Directions for this task: Pictures do not belong in the copy. Return all of the entries exactly.

Supplied records:
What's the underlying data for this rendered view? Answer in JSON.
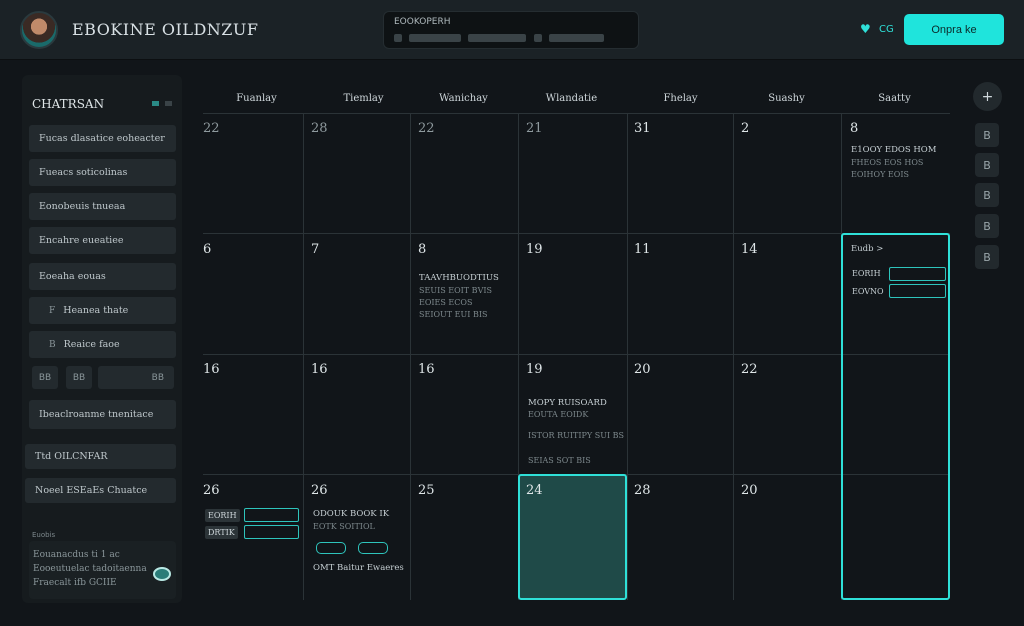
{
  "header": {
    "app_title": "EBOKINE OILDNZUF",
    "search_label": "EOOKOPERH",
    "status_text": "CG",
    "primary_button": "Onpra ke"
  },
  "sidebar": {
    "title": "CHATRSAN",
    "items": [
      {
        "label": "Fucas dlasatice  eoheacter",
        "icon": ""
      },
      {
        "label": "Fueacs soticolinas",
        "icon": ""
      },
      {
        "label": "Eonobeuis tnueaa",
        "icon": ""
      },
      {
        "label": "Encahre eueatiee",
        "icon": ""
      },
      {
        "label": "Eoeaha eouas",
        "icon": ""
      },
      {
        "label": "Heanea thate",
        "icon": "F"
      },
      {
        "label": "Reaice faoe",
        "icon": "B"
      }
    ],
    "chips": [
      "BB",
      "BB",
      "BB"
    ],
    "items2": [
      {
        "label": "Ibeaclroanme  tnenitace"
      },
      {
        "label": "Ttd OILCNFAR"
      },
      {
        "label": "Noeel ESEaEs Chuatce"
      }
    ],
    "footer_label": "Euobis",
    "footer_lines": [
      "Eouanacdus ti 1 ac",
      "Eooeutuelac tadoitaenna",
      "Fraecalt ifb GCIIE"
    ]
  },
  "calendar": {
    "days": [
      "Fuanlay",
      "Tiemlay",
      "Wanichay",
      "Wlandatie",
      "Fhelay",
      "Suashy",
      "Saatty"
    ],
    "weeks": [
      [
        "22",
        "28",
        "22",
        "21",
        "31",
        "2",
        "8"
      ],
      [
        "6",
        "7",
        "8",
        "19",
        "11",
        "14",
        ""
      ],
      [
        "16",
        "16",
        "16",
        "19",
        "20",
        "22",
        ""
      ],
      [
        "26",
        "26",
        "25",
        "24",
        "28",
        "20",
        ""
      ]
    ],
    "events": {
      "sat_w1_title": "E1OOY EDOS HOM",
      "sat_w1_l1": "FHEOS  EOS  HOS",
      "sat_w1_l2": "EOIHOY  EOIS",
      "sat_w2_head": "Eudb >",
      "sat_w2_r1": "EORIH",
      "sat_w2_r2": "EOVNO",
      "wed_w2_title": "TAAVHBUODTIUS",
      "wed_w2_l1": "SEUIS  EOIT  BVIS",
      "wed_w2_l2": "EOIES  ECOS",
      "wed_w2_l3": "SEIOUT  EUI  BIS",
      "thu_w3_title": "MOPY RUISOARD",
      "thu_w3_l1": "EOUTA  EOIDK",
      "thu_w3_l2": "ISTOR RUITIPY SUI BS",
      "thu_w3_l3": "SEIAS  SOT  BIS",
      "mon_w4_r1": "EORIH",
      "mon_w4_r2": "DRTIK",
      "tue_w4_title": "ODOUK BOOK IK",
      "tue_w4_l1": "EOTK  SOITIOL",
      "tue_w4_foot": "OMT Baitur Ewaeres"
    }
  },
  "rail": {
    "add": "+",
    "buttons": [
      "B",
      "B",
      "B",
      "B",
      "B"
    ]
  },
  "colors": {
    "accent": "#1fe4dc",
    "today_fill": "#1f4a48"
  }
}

Worked solution:
What's the underlying data for this rendered view? Answer in JSON.
{
  "header": {
    "app_title": "EBOKINE OILDNZUF",
    "search_label": "EOOKOPERH",
    "status_text": "CG",
    "primary_button": "Onpra ke"
  },
  "sidebar": {
    "title": "CHATRSAN",
    "items": [
      {
        "label": "Fucas dlasatice  eoheacter",
        "icon": ""
      },
      {
        "label": "Fueacs soticolinas",
        "icon": ""
      },
      {
        "label": "Eonobeuis tnueaa",
        "icon": ""
      },
      {
        "label": "Encahre eueatiee",
        "icon": ""
      },
      {
        "label": "Eoeaha eouas",
        "icon": ""
      },
      {
        "label": "Heanea thate",
        "icon": "F"
      },
      {
        "label": "Reaice faoe",
        "icon": "B"
      }
    ],
    "chips": [
      "BB",
      "BB",
      "BB"
    ],
    "items2": [
      {
        "label": "Ibeaclroanme  tnenitace"
      },
      {
        "label": "Ttd OILCNFAR"
      },
      {
        "label": "Noeel ESEaEs Chuatce"
      }
    ],
    "footer_label": "Euobis",
    "footer_lines": [
      "Eouanacdus ti 1 ac",
      "Eooeutuelac tadoitaenna",
      "Fraecalt ifb GCIIE"
    ]
  },
  "calendar": {
    "days": [
      "Fuanlay",
      "Tiemlay",
      "Wanichay",
      "Wlandatie",
      "Fhelay",
      "Suashy",
      "Saatty"
    ],
    "weeks": [
      [
        "22",
        "28",
        "22",
        "21",
        "31",
        "2",
        "8"
      ],
      [
        "6",
        "7",
        "8",
        "19",
        "11",
        "14",
        ""
      ],
      [
        "16",
        "16",
        "16",
        "19",
        "20",
        "22",
        ""
      ],
      [
        "26",
        "26",
        "25",
        "24",
        "28",
        "20",
        ""
      ]
    ],
    "events": {
      "sat_w1_title": "E1OOY EDOS HOM",
      "sat_w1_l1": "FHEOS  EOS  HOS",
      "sat_w1_l2": "EOIHOY  EOIS",
      "sat_w2_head": "Eudb >",
      "sat_w2_r1": "EORIH",
      "sat_w2_r2": "EOVNO",
      "wed_w2_title": "TAAVHBUODTIUS",
      "wed_w2_l1": "SEUIS  EOIT  BVIS",
      "wed_w2_l2": "EOIES  ECOS",
      "wed_w2_l3": "SEIOUT  EUI  BIS",
      "thu_w3_title": "MOPY RUISOARD",
      "thu_w3_l1": "EOUTA  EOIDK",
      "thu_w3_l2": "ISTOR RUITIPY SUI BS",
      "thu_w3_l3": "SEIAS  SOT  BIS",
      "mon_w4_r1": "EORIH",
      "mon_w4_r2": "DRTIK",
      "tue_w4_title": "ODOUK BOOK IK",
      "tue_w4_l1": "EOTK  SOITIOL",
      "tue_w4_foot": "OMT Baitur Ewaeres"
    }
  },
  "rail": {
    "add": "+",
    "buttons": [
      "B",
      "B",
      "B",
      "B",
      "B"
    ]
  },
  "colors": {
    "accent": "#1fe4dc",
    "today_fill": "#1f4a48"
  }
}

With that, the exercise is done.